as a way to examine speech recognition. and in experimental psychology, especially the psychology of learning and memory. Nonsense syllables were first introduced by Hermann EbbinghausEbbinghaus, H. (1964). ''Memory''. New York: Dover. (Originally published 1885.) in his experiments on the learning of lists. His intention was that they would form a standard stimulus so that experiments would be reproducible. However, with increasing use it became apparent that different nonsense syllables were learned at very different rates, even when they had the same superficial structure. GlazeGlaze, J. A. (1928). The association value of non-sense syllables. ''Pedagogical Seminary and Journal of Genetic Psychology, 35'', 255-269. introduced the concept of association value to describe these differences, which turned out to be reliable between people and situations. Since Glaze's time, experiments using nonsense syllables typically control association value in order to reduce variability in results between stimuli. Nonsense syllables can vary in structure. The most used are the so-called CVC syllables, composed of a consonant, a vowel, and a consonant. These have the advantage that nearly all are pronounceable, that is, they fit the phonotactics of any language that uses closed syllables, such as English and German. They are often described as "CVC trigrams", reflecting their three-letter structure. Obviously many other structures are possible, and can be described on the same principles, e.g. VC, VCV, CVCV. But the CVC trigrams have been studied most intensively; for example, Glaze determined association values for 2019 of them. The term nonsense syllable is widely used to describe non-lexical vocables used in music, most notably in
scat singing In vocal jazz, scat singing is vocal improvisation with wordless vocables, nonsense syllables or without words at all. In scat singing, the singer improvises melodies and rhythms using the voice as an instrument rather than a speaking medium. ...
but also in many other forms of vocal music. Although such usages do not invoke the technical issues about structure and associability that are of concern in psychology, the essential meaning of the term is the same.


See also

*
Covfefe Covfefe ( ) is a misspelling, widely presumed to be a typo, that Donald Trump used in a viral tweet when he was U.S. President.
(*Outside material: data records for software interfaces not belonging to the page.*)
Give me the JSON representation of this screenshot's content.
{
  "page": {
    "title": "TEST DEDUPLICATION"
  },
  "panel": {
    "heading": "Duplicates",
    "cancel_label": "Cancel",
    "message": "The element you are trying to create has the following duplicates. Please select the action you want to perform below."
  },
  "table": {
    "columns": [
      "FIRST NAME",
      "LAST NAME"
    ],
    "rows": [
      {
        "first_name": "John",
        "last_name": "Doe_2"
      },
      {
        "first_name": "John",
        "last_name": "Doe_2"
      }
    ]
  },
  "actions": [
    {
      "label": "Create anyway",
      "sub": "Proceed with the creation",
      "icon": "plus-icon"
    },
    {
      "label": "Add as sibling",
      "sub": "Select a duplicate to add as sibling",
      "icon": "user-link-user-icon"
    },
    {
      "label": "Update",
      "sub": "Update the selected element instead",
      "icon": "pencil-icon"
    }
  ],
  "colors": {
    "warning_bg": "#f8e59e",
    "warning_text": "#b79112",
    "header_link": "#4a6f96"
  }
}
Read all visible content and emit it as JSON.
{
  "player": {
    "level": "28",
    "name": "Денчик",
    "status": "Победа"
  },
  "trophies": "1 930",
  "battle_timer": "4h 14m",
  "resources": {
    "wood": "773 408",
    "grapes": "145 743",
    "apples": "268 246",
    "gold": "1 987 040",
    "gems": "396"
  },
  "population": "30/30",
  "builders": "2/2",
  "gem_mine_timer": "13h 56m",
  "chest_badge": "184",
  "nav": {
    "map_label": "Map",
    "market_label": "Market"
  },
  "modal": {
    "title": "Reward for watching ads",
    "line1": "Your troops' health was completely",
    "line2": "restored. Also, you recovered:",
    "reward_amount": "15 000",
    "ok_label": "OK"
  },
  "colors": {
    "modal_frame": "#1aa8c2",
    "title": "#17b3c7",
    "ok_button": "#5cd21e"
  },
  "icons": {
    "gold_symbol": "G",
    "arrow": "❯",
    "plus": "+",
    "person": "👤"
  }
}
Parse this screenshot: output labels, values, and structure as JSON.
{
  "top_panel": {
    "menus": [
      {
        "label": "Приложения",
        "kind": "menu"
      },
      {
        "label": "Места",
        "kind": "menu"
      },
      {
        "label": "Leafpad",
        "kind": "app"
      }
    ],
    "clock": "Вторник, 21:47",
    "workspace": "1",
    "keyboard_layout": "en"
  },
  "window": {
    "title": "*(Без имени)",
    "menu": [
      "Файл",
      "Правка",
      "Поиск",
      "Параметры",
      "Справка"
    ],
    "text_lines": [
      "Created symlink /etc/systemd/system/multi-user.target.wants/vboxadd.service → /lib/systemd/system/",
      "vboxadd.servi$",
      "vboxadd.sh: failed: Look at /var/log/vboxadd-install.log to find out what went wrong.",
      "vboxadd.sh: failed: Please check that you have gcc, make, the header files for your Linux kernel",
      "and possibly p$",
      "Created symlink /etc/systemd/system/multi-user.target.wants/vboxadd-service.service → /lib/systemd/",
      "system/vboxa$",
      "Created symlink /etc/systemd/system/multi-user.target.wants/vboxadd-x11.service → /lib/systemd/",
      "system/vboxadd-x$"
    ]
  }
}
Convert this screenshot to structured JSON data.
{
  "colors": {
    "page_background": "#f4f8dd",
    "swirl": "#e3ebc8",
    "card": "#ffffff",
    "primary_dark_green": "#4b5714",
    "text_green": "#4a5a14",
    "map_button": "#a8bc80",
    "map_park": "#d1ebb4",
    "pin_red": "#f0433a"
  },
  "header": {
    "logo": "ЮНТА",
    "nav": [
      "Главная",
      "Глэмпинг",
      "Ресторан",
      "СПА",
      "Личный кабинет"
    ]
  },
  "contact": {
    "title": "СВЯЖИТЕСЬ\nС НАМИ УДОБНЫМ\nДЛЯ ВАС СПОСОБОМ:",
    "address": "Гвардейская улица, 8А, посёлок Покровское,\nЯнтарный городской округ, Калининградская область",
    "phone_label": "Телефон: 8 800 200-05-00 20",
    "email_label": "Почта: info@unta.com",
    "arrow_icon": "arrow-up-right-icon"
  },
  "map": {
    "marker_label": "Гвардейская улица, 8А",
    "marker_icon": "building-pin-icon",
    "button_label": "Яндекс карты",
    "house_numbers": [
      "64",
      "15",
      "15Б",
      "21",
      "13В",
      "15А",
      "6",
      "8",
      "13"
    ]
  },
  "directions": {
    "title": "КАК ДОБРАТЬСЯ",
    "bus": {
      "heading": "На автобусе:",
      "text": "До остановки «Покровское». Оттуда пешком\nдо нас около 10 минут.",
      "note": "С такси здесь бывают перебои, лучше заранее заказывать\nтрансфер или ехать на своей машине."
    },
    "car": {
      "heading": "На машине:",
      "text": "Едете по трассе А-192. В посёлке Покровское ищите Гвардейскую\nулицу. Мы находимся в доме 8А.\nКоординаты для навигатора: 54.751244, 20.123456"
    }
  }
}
It instantly became an Internet meme. Six minutes after midnight ( EDT) on May 31, 2017, Trump tweeted, "Despit ...
*'' Glokaya kuzdra'' * Gostak *''
Hapax legomenon In corpus linguistics, a ''hapax legomenon'' ( also or ; ''hapax legomena''; sometimes abbreviated to ''hapax'', plural ''hapaxes'') is a word or an expression that occurs only once within a context: either in the written record of an entire ...
'' * Language acquisition *
Lorem ipsum In publishing and graphic design, ''Lorem ipsum'' is a placeholder text commonly used to demonstrate the visual form of a document or a typeface without relying on meaningful content. ''Lorem ipsum'' may be used as a placeholder before final ...
* Neologism * Placeholder name


References

{{reflist Linguistics Phonology Phonotactics Psychology experiments Cognitive psychology Psychology of learning Experimental psychology Lexicology